The Keynote session at Lotusphere this year, in Disney World Florida, was opened by a left-field surprise guest in the form of Hollywood actor and London theatre boss Kevin Spacey.
The tag line of the conference is Get Social, Do Business and is an effort by the vendor to align itself with business efforts to harness social media for their own ends, be it internally or with customers.
Not a professional that springs to mind at a developers’ conference, Spacey – who produced the Facebook inspired film Social Network – was at pains to explain how the loose social connections that social media is set up to encourage formed the backbone of his career development.
“My career is down to a social network,” said Spacey to a packed audience of thousands of IT professionals, at the Dolphin Hotel complex at which the conference is being held. “It meant I came into contact with talented people who didn’t have the opportunity to knock on the right doors.”
Spacey described how he was among a group of people who set up their own social network, before the likes of Facebook and MySpace were created, to keep those unconventional lines of communication open once he had gained some standing in the moviemaking world.
“I could no longer take the script in the manila envelope handed to me by an unknown writer in a café,” he explained. “I had a new-found protection mechanism that prevented that. The walls had gotten higher, but that didn’t mean the scripts that got through were getting any better.”
Spacey’s network – triggerstreet.com – now has 350,000 members, according to Spacey, who actively uses it to avoid the barriers to fresh talent his position has thrown up.
He said: “Good ideas can come from anywhere. Some of the best ideas are ones that get chucked over the wall.”
Spacey’s experience of social networking as a film-maker and theatre proprietor illustrate one of the benefits of social networking businesses need to grasp, according to Alistair Rennie, IBM general manager collaboration solutions.
Other’s were demonstrated by more conventional business leaders.
For instance, Fareed Mohammed , CTO at chemicals company BASF, who explained how the company’s internal social networking site enabled the company to distribute pharmaceuticals quickly to China in time to counteract a fungal epidemic.
His story illustrates how social networking can capitalise on a collective intelligence and bring products to meet a demand quickly.
Another speaker from the banking community observed that in mature markets it’s no longer possible to buy market share. Social networking allows companies to tap into local customer demands by using the knowledge of local employees.
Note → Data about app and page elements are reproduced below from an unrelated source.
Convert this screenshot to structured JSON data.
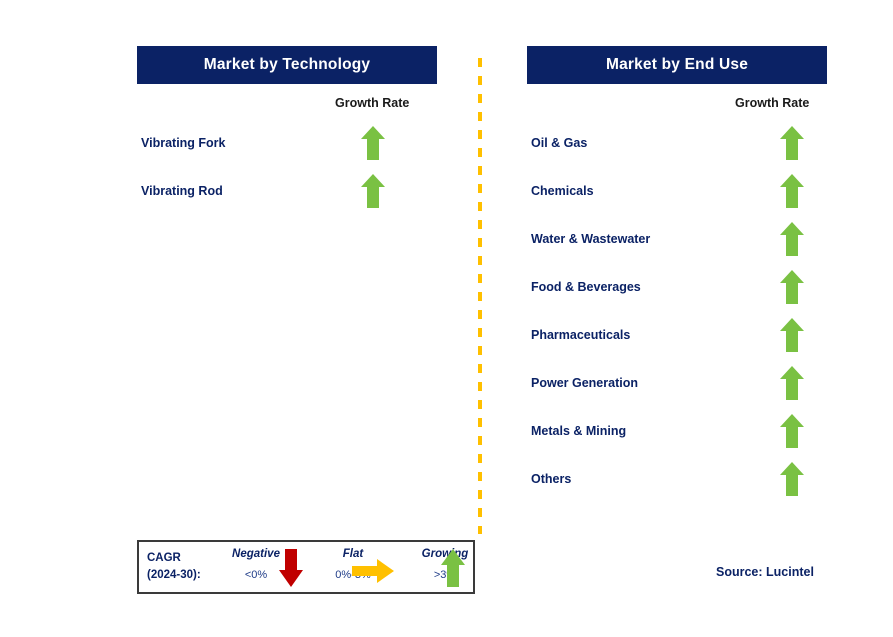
{
  "colors": {
    "navy": "#0B2265",
    "green": "#7AC143",
    "red": "#C00000",
    "amber": "#FFC000",
    "label_blue": "#0B2265",
    "background": "#FFFFFF"
  },
  "divider": {
    "icon": "vertical-dashed-line-icon",
    "color": "#FFC000"
  },
  "panels": [
    {
      "id": "market-by-technology",
      "title": "Market by Technology",
      "growth_caption": "Growth Rate",
      "items": [
        {
          "label": "Vibrating Fork",
          "trend": "up",
          "icon": "arrow-up-icon"
        },
        {
          "label": "Vibrating Rod",
          "trend": "up",
          "icon": "arrow-up-icon"
        }
      ]
    },
    {
      "id": "market-by-end-use",
      "title": "Market by End Use",
      "growth_caption": "Growth Rate",
      "items": [
        {
          "label": "Oil & Gas",
          "trend": "up",
          "icon": "arrow-up-icon"
        },
        {
          "label": "Chemicals",
          "trend": "up",
          "icon": "arrow-up-icon"
        },
        {
          "label": "Water & Wastewater",
          "trend": "up",
          "icon": "arrow-up-icon"
        },
        {
          "label": "Food & Beverages",
          "trend": "up",
          "icon": "arrow-up-icon"
        },
        {
          "label": "Pharmaceuticals",
          "trend": "up",
          "icon": "arrow-up-icon"
        },
        {
          "label": "Power Generation",
          "trend": "up",
          "icon": "arrow-up-icon"
        },
        {
          "label": "Metals & Mining",
          "trend": "up",
          "icon": "arrow-up-icon"
        },
        {
          "label": "Others",
          "trend": "up",
          "icon": "arrow-up-icon"
        }
      ]
    }
  ],
  "legend": {
    "title_line1": "CAGR",
    "title_line2": "(2024-30):",
    "entries": [
      {
        "name": "Negative",
        "range": "<0%",
        "icon": "arrow-down-icon",
        "color": "#C00000"
      },
      {
        "name": "Flat",
        "range": "0%-3%",
        "icon": "arrow-right-icon",
        "color": "#FFC000"
      },
      {
        "name": "Growing",
        "range": ">3%",
        "icon": "arrow-up-icon",
        "color": "#7AC143"
      }
    ]
  },
  "source": "Source: Lucintel"
}
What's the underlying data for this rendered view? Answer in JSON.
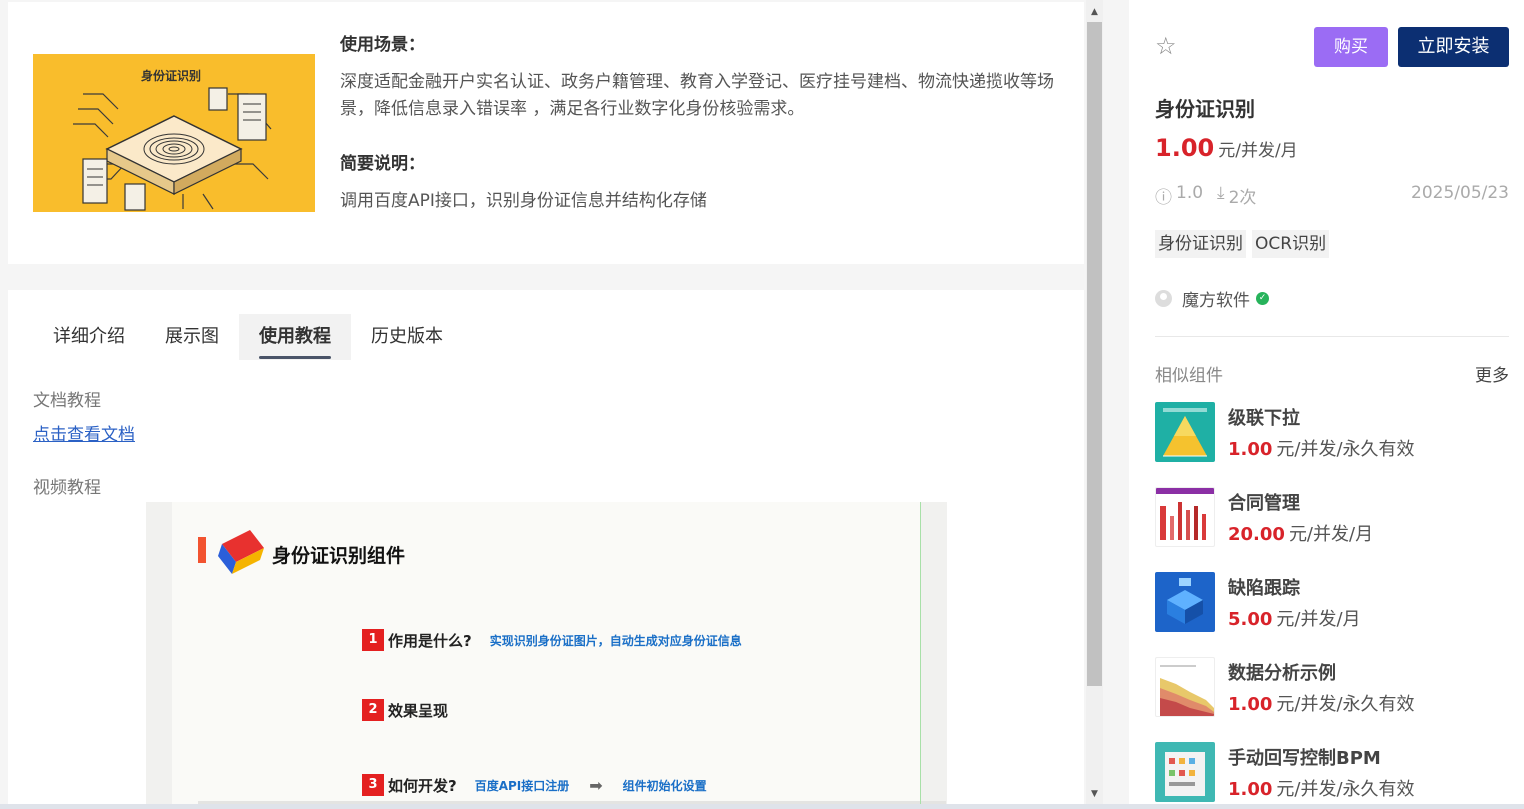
{
  "intro": {
    "cover_title": "身份证识别",
    "scene_heading": "使用场景：",
    "scene_text": "深度适配金融开户实名认证、政务户籍管理、教育入学登记、医疗挂号建档、物流快递揽收等场景，降低信息录入错误率 ，满足各行业数字化身份核验需求。",
    "summary_heading": "简要说明：",
    "summary_text": "调用百度API接口，识别身份证信息并结构化存储"
  },
  "tabs": [
    {
      "label": "详细介绍"
    },
    {
      "label": "展示图"
    },
    {
      "label": "使用教程",
      "active": true
    },
    {
      "label": "历史版本"
    }
  ],
  "tutorial": {
    "doc_label": "文档教程",
    "doc_link": "点击查看文档",
    "video_label": "视频教程"
  },
  "video": {
    "title": "身份证识别组件",
    "items": [
      {
        "num": "1",
        "question": "作用是什么?",
        "answer": "实现识别身份证图片，自动生成对应身份证信息"
      },
      {
        "num": "2",
        "question": "效果呈现"
      },
      {
        "num": "3",
        "question": "如何开发?",
        "step1": "百度API接口注册",
        "step2": "组件初始化设置"
      }
    ]
  },
  "sidebar": {
    "buy_label": "购买",
    "install_label": "立即安装",
    "title": "身份证识别",
    "price": "1.00",
    "price_unit": "元/并发/月",
    "version": "1.0",
    "downloads": "2次",
    "date": "2025/05/23",
    "tags": [
      "身份证识别",
      "OCR识别"
    ],
    "vendor": "魔方软件",
    "similar_heading": "相似组件",
    "more_label": "更多",
    "similar": [
      {
        "name": "级联下拉",
        "price": "1.00",
        "unit": "元/并发/永久有效"
      },
      {
        "name": "合同管理",
        "price": "20.00",
        "unit": "元/并发/月"
      },
      {
        "name": "缺陷跟踪",
        "price": "5.00",
        "unit": "元/并发/月"
      },
      {
        "name": "数据分析示例",
        "price": "1.00",
        "unit": "元/并发/永久有效"
      },
      {
        "name": "手动回写控制BPM",
        "price": "1.00",
        "unit": "元/并发/永久有效"
      }
    ]
  },
  "colors": {
    "accent_price": "#d8232a",
    "buy_button": "#9b6cf4",
    "install_button": "#0c2f72",
    "cover_bg": "#f9bd2c",
    "link": "#2b61c5"
  }
}
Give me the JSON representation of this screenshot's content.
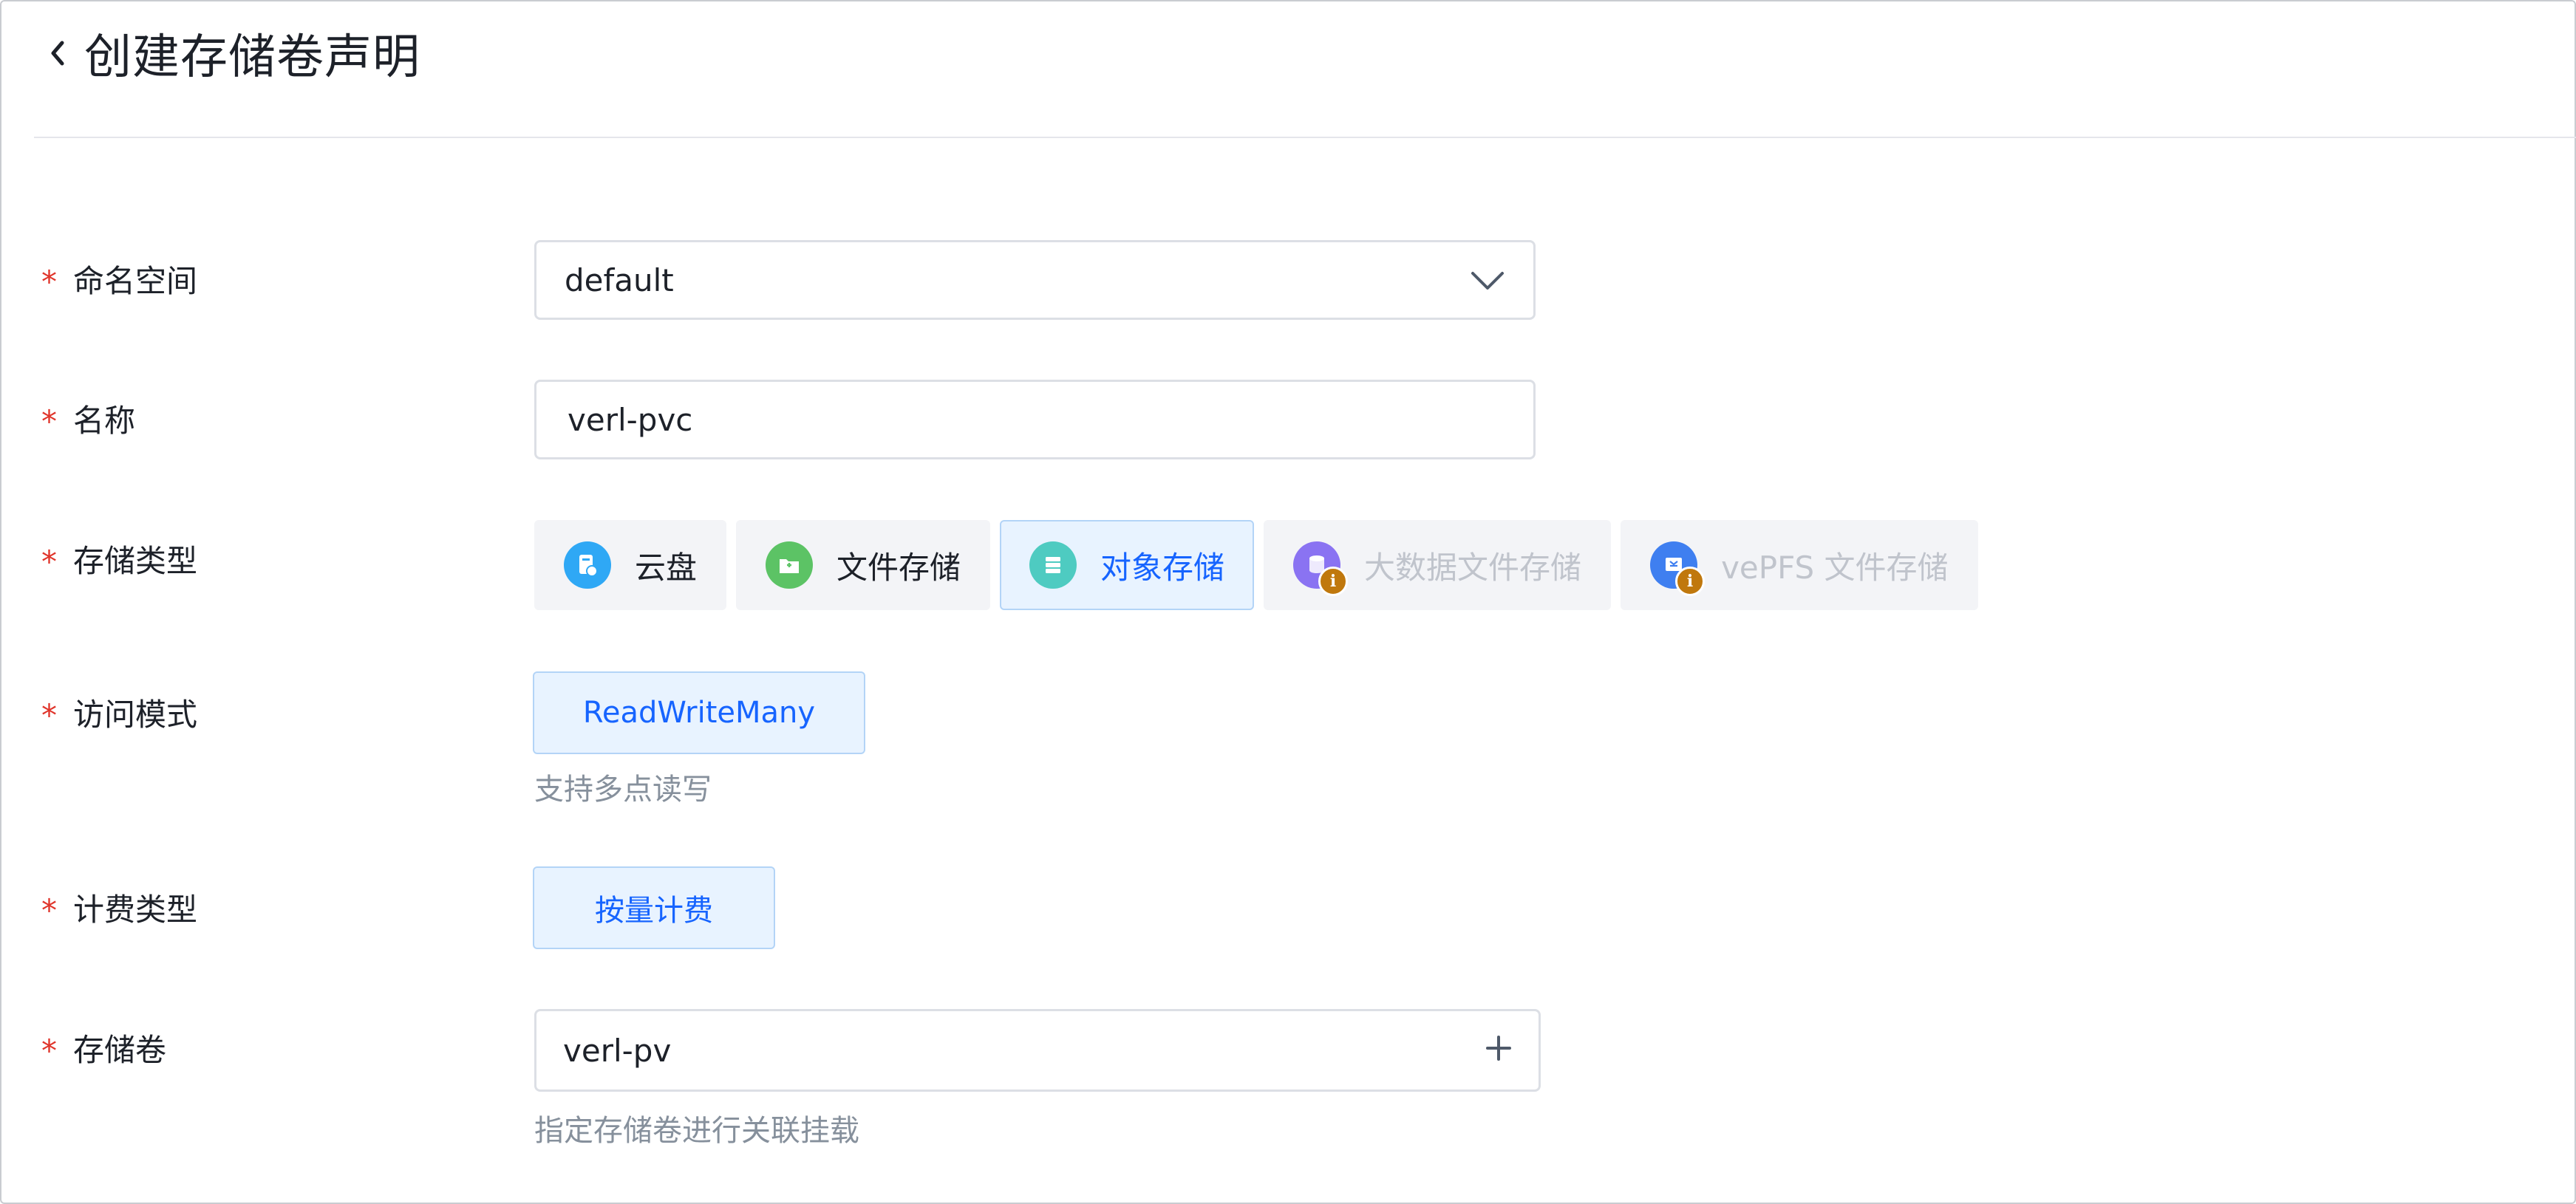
{
  "header": {
    "title": "创建存储卷声明"
  },
  "form": {
    "namespace": {
      "required_mark": "*",
      "label": "命名空间",
      "value": "default"
    },
    "name": {
      "required_mark": "*",
      "label": "名称",
      "value": "verl-pvc"
    },
    "storage_type": {
      "required_mark": "*",
      "label": "存储类型",
      "options": [
        {
          "label": "云盘",
          "icon": "cloud-disk-icon",
          "color": "#2fa8f5",
          "state": "normal"
        },
        {
          "label": "文件存储",
          "icon": "file-storage-icon",
          "color": "#5cc365",
          "state": "normal"
        },
        {
          "label": "对象存储",
          "icon": "object-storage-icon",
          "color": "#4ecbc1",
          "state": "selected"
        },
        {
          "label": "大数据文件存储",
          "icon": "bigdata-storage-icon",
          "color": "#8a73f2",
          "state": "disabled"
        },
        {
          "label": "vePFS 文件存储",
          "icon": "vepfs-storage-icon",
          "color": "#3f7ff0",
          "state": "disabled"
        }
      ]
    },
    "access_mode": {
      "required_mark": "*",
      "label": "访问模式",
      "option": "ReadWriteMany",
      "hint": "支持多点读写"
    },
    "billing_type": {
      "required_mark": "*",
      "label": "计费类型",
      "option": "按量计费"
    },
    "volume": {
      "required_mark": "*",
      "label": "存储卷",
      "value": "verl-pv",
      "hint": "指定存储卷进行关联挂载"
    }
  },
  "colors": {
    "accent": "#1664ff",
    "required": "#e0352b",
    "badge": "#c0780d"
  }
}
Creating the conditions so that businesses can make the most of social networking will be the task of developers like those attending the conference.